I was at that press junket, and among those miffed by what I felt was Coppola's softness on American involvement in the War, him using the destruction of Vietnam as a backdrop for American military like Martin Sheen's Willard to be hung up and alienated. Poor Willard? Poor Southeast Asia! I got in a brief screaming match with Coppola over his Vietnam versus my Vietnam. But as I told him when we talked during a press luncheon at Cannes 2001, I don't remember exactly what I was so angry about, and I don't what he was so angry about back.
"I must have been sort of thin-skinned then," Coppola smiled. This time there was no quarreling. I was among the seemingly hundreds of journalists at Cannes who marveled at how much better we liked the new Apocalypse Now Redux, with its 53 never-before-seen minutes, than the 1979 version, especially with now a historic perspective about western involvement in Vietnam offered in a dinner conversation, when Willard visits a French colonialist plantation.

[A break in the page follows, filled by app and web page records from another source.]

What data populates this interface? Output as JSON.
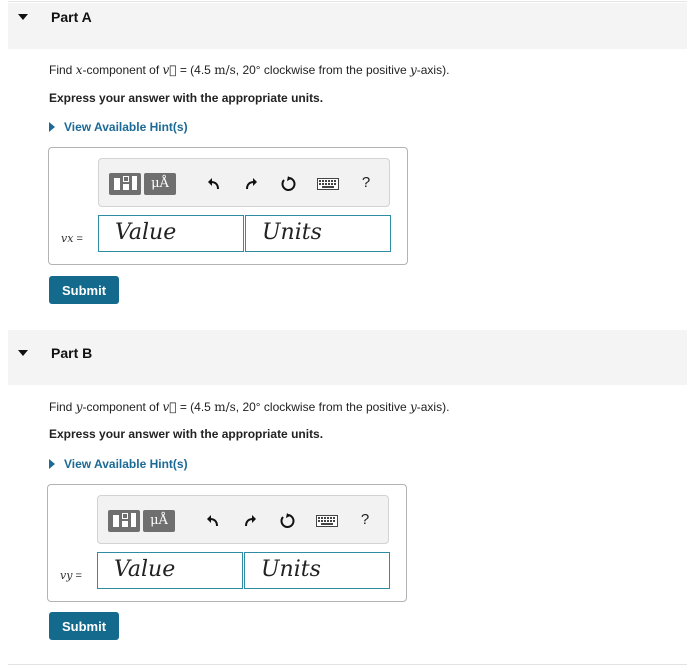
{
  "parts": [
    {
      "title": "Part A",
      "question_pre": "Find ",
      "question_var": "x",
      "question_mid": "-component of ",
      "question_vec": "v⃗",
      "question_eq": " = (4.5 ",
      "question_unit": "m/s",
      "question_post": ", 20° clockwise from the positive ",
      "question_axis": "y",
      "question_end": "-axis).",
      "instruction": "Express your answer with the appropriate units.",
      "hint_label": "View Available Hint(s)",
      "var_symbol": "vx",
      "var_equals": " =",
      "value_placeholder": "Value",
      "units_placeholder": "Units",
      "submit_label": "Submit"
    },
    {
      "title": "Part B",
      "question_pre": "Find ",
      "question_var": "y",
      "question_mid": "-component of ",
      "question_vec": "v⃗",
      "question_eq": " = (4.5 ",
      "question_unit": "m/s",
      "question_post": ", 20° clockwise from the positive ",
      "question_axis": "y",
      "question_end": "-axis).",
      "instruction": "Express your answer with the appropriate units.",
      "hint_label": "View Available Hint(s)",
      "var_symbol": "vy",
      "var_equals": " =",
      "value_placeholder": "Value",
      "units_placeholder": "Units",
      "submit_label": "Submit"
    }
  ],
  "toolbar": {
    "units_tool_label": "μÅ",
    "help_label": "?",
    "icons": [
      "templates-icon",
      "units-icon",
      "undo-icon",
      "redo-icon",
      "reset-icon",
      "keyboard-icon",
      "help-icon"
    ]
  },
  "colors": {
    "accent": "#146a8c",
    "link": "#1c6a96",
    "input_border": "#2f8ca3",
    "header_bg": "#f4f4f4"
  }
}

Staying clear of politics, I asked Coppola to comment on what seemed two filmic inspirations for Apocalypse Now: Skull Island in King Kong (1933) as a source for Kurtz's Cambodian fortress, and the fever-trip down the Amazon in Werner Herzog's Aguirre: the Wrath of God (1972), repeated in Willard's mindbending river sojourn. "I saw King Kong when I was five, and many times after," Coppola replied. "King Kong is in our consciousness and culture. Perhaps it did influence me. Aguirre, with its incredible imagery, was a very strong influence. I'd be remiss if I didn't mention it."
Could Coppola discuss the scene put back in the movie - it was one of the last cut out in 1979 - involving Marlon Brando? Brando's Kurtz approaches his prisoner, Willard, and reads aloud from an article in Time Magazine. In this gung-ho, pro-War essay, an American intelligence officer is quoted telling President Nixon, "Things felt much better, and smelled much better over there." Brando's Kurtz snears at this implication that America is winning the War.
Coppola: "I just gave Brando a pile of Time articles and said, 'Pick one and read it to Willard.' You see Kurtz for the first time in this scene in light. He's rational and logical, presenting this information about the War." Had he informed Brando that this scene has been restored? "I wrote him a letter because I didn't want to disturb him. He called, he was very nice, very interested in his new entrance. He knows that the Kurtz character has to be dished out in razor slices, that he's more mysterious the less he's shown. But I'd always wanted that scene in the movie. It was in, then out, and we were under the gun for a two-and-a-half hour movie. But this film proves much quicker now, at three hours and 17 minutes."
The expanded scene with Playboy bunnies? Coppola's great editor Walter Murch, employed on both versions, found a way to extend the little that was filmed through virtuoso playing with the footage. Coppola: "We shot in the middle of a typhoon, and we had to stop because of the rain, evacuating in one helicopter two people at a time. It was scary, and we thought we'd shoot more of this scene later, but we never did."
And the French sequence, excised completely from Apocalypse Now? "When we rehearsed it, the actors brought up many political issues which they argued about. I put them into the script, and the scene got longer and longer. Every time we made it shorter, it seemed to lose its point. Murch hadn't worked on this scene, and cut it all out. There's a theory that whatever you remove from a film makes the film better. But this sequence on the floor kept saying, 'Put me back in!'"
Final thoughts about Marlon Brando? "He's an extraordinary man, how his mind thinks. Also, he's shy, and gets stage fright. Every morning, I'd go to his houseboat and talk and talk. We did that for five days, he was stalling, he didn't know how to play the role. The fifth day, he'd cut off all his hair, the image of Kurtz in Conrad's Heart of Darkness. Through our talks, he'd learned how to do it."